Why do we ususally heat hot water tanks to 65 degrees?
We do this to prevent Legionella infestations. Legionella is a bacterium that is always available in any source of water. The bacteria spread through small droplets which can be ingested by people nearby the water, for instance when taking a shower. Consequently, they can contract Legionnaires’ disease or Pontiac fever. Compared to COVID-19 for instance, the mortality rate for Legionnaires’ disease is way higher. 10 % of healthy people die and the rate increases for elderly and people with underlying diseases.
How do we prevent the bacteria from growing?
There are numerous conditions which increase the risk of Legionella bacteria in a water system. Firstly, the bacterium enjoys temperatures between 20 and 45 degrees. The standard recommendation in the UK is to maintain hot water temperature in pipes and tanks above 55 degrees. Additionally, the presence of biomass and stagnating water provides a suitable environment for the bacteria.
Most ships today only use temperature control to prevent Legionella growth. This requires a large amount of energy, especially if the water is pumped in a closed loop in order to reduce water consumption. A study by E. Cloutman-Green et al. (2019) showed that lowering the water temperature from 65 to 45 degrees resulted in a reduction of over 33 % in annual energy use.
But surely lowering the temperature increases the risk of Legionella?
E. Cloutman-Green et al. concluded that a proper water disinfection system does not need temperature control. In their study, there was not found any Legionella bacteria in the system that dosed biocides into the water at temperatures below 55 degrees. The biocides eliminate the biomass, which the bacteria need in order to grow. We provide this system for ships with automatic surveillance which ensures safe potable water on board. As a result, the cold water can be used for drinking water and there is no longer a need for water bottles. Read more about our service or contact us for more information.

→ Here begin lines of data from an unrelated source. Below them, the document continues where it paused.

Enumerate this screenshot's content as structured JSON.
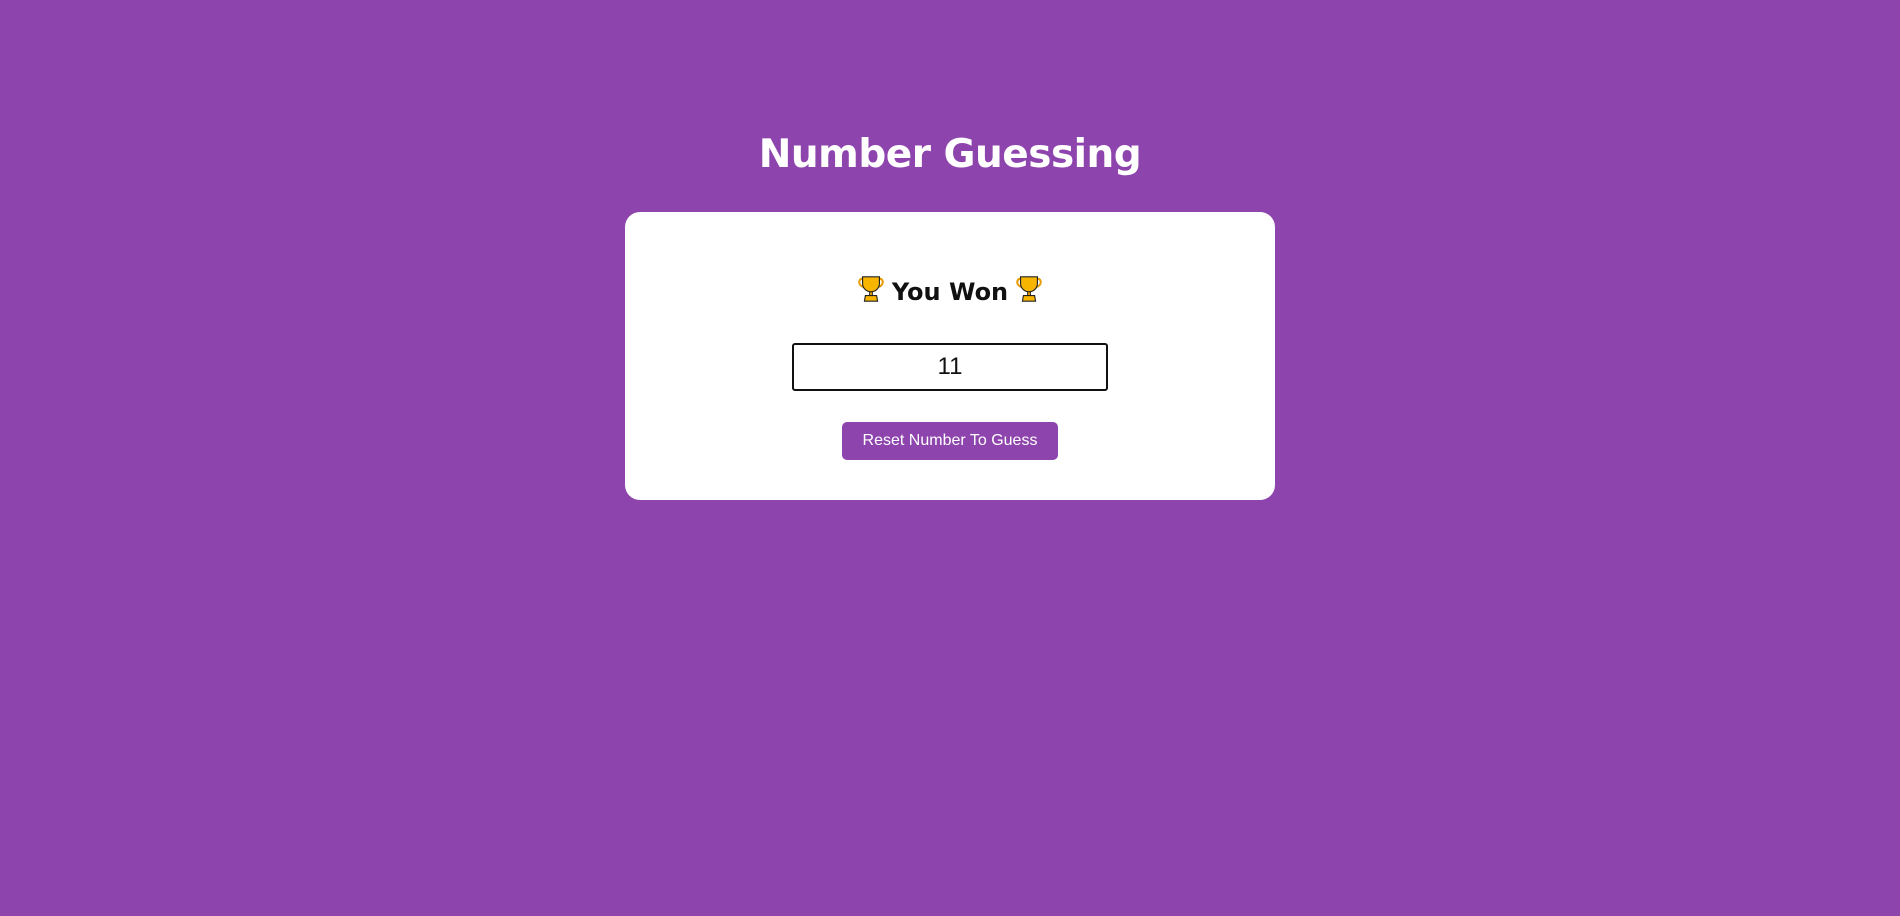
{
  "page": {
    "title": "Number Guessing",
    "background_color": "#8e44ad"
  },
  "game": {
    "result_text": "You Won",
    "result_icon": "trophy-icon",
    "guess_value": "11",
    "reset_label": "Reset Number To Guess",
    "button_color": "#8e44ad"
  }
}
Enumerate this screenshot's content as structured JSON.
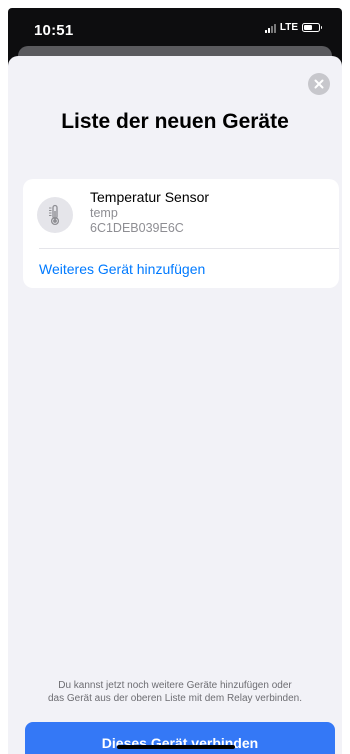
{
  "status_bar": {
    "time": "10:51",
    "network": "LTE"
  },
  "sheet": {
    "title": "Liste der neuen Geräte",
    "close_icon": "close-icon"
  },
  "devices": [
    {
      "name": "Temperatur Sensor",
      "type": "temp",
      "id": "6C1DEB039E6C",
      "icon": "thermometer-icon"
    }
  ],
  "add_device_label": "Weiteres Gerät hinzufügen",
  "hint_line1": "Du kannst jetzt noch weitere Geräte hinzufügen oder",
  "hint_line2": "das Gerät aus der oberen Liste mit dem Relay verbinden.",
  "connect_button_label": "Dieses Gerät verbinden",
  "colors": {
    "accent": "#007aff",
    "button": "#3478f6",
    "background": "#f2f2f7"
  }
}
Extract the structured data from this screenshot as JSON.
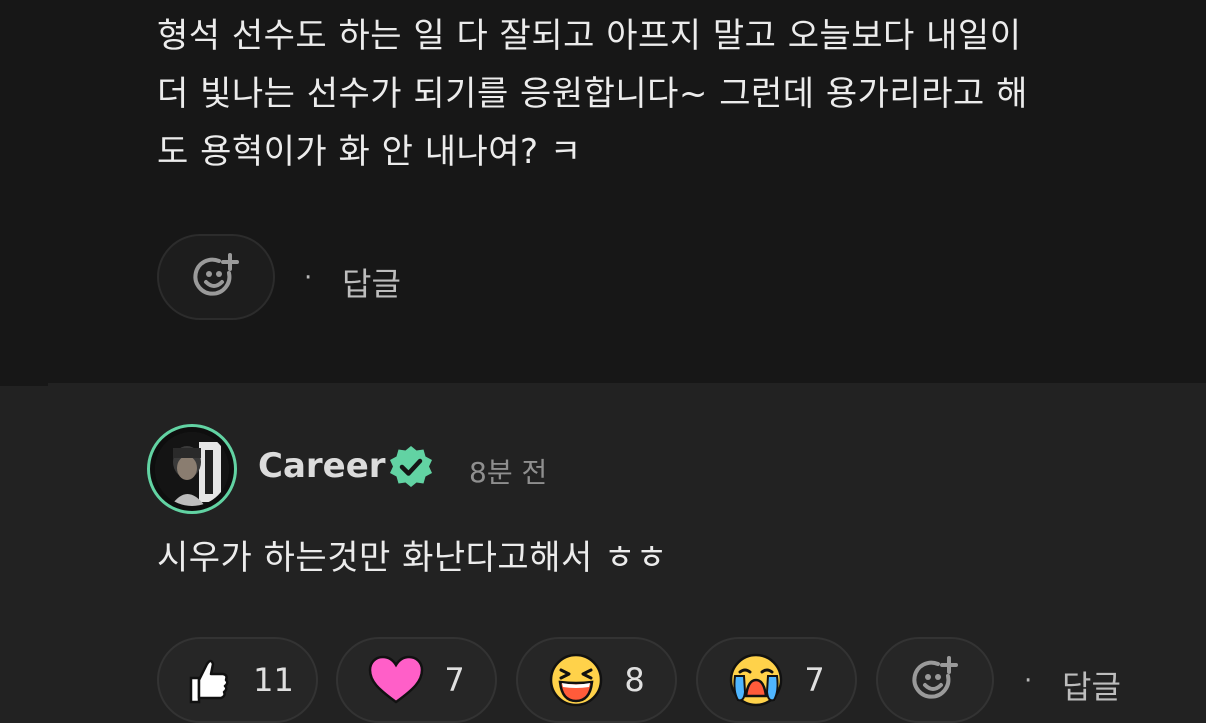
{
  "top_comment": {
    "text": "형석 선수도 하는 일 다 잘되고 아프지 말고 오늘보다 내일이\n더 빛나는 선수가 되기를 응원합니다~ 그런데 용가리라고 해\n도 용혁이가 화 안 내나여? ㅋ",
    "separator": "·",
    "reply_label": "답글"
  },
  "bottom_comment": {
    "username": "Career",
    "time": "8분 전",
    "text": "시우가 하는것만 화난다고해서 ㅎㅎ",
    "separator": "·",
    "reply_label": "답글",
    "reactions": [
      {
        "icon": "thumbs-up-icon",
        "count": "11"
      },
      {
        "icon": "heart-icon",
        "count": "7"
      },
      {
        "icon": "laughing-face-icon",
        "count": "8"
      },
      {
        "icon": "crying-face-icon",
        "count": "7"
      }
    ]
  },
  "colors": {
    "accent_green": "#62d3a3",
    "heart_pink": "#ff5fc8",
    "emoji_yellow": "#ffd24a"
  }
}
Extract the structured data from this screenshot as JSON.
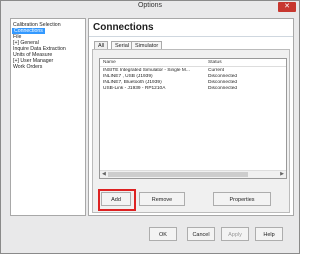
{
  "window": {
    "title": "Options",
    "close_label": "✕"
  },
  "sidebar": {
    "items": [
      {
        "label": "Calibration Selection",
        "prefix": ""
      },
      {
        "label": "Connections",
        "prefix": ""
      },
      {
        "label": "File",
        "prefix": ""
      },
      {
        "label": "General",
        "prefix": "[+]"
      },
      {
        "label": "Inquire Data Extraction",
        "prefix": ""
      },
      {
        "label": "Units of Measure",
        "prefix": ""
      },
      {
        "label": "User Manager",
        "prefix": "[+]"
      },
      {
        "label": "Work Orders",
        "prefix": ""
      }
    ],
    "selected_index": 1
  },
  "panel": {
    "title": "Connections",
    "tabs": [
      {
        "label": "All"
      },
      {
        "label": "Serial"
      },
      {
        "label": "Simulator"
      }
    ],
    "active_tab": 0,
    "list": {
      "columns": [
        "Name",
        "Status"
      ],
      "rows": [
        [
          "INSITE Integrated Simulator - Single M...",
          "Current"
        ],
        [
          "INLINE7 , USB (J1939)",
          "Disconnected"
        ],
        [
          "INLINE7, Bluetooth (J1939)",
          "Disconnected"
        ],
        [
          "USB-Link - J1939 - RP1210A",
          "Disconnected"
        ]
      ]
    },
    "buttons": {
      "add": "Add",
      "remove": "Remove",
      "properties": "Properties"
    }
  },
  "footer": {
    "ok": "OK",
    "cancel": "Cancel",
    "apply": "Apply",
    "help": "Help"
  },
  "colors": {
    "selection": "#3399ff",
    "highlight_box": "#dd2222",
    "close_button": "#c7372f"
  }
}
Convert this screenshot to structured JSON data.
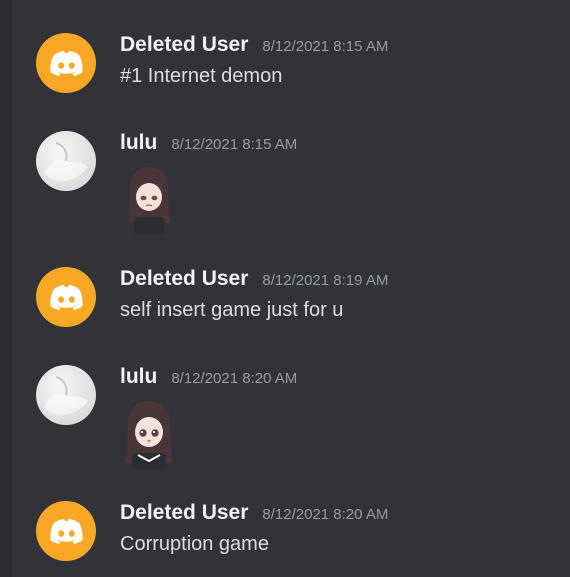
{
  "colors": {
    "background": "#313338",
    "discord_avatar": "#f9a825",
    "username": "#f2f3f5",
    "timestamp": "#949ba4",
    "message_text": "#dbdee1"
  },
  "messages": [
    {
      "avatar": "discord-logo-icon",
      "username": "Deleted User",
      "timestamp": "8/12/2021 8:15 AM",
      "text": "#1 Internet demon"
    },
    {
      "avatar": "lulu-avatar",
      "username": "lulu",
      "timestamp": "8/12/2021 8:15 AM",
      "sticker": "anime-girl-sticker"
    },
    {
      "avatar": "discord-logo-icon",
      "username": "Deleted User",
      "timestamp": "8/12/2021 8:19 AM",
      "text": "self insert game just for u"
    },
    {
      "avatar": "lulu-avatar",
      "username": "lulu",
      "timestamp": "8/12/2021 8:20 AM",
      "sticker": "anime-girl-sticker"
    },
    {
      "avatar": "discord-logo-icon",
      "username": "Deleted User",
      "timestamp": "8/12/2021 8:20 AM",
      "text": "Corruption game"
    }
  ]
}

- E. Cloutman-Green et al.: Controlling Legionella pneumophila in water systems at reduced hot water temperatures with copper and silver ionization. (2019)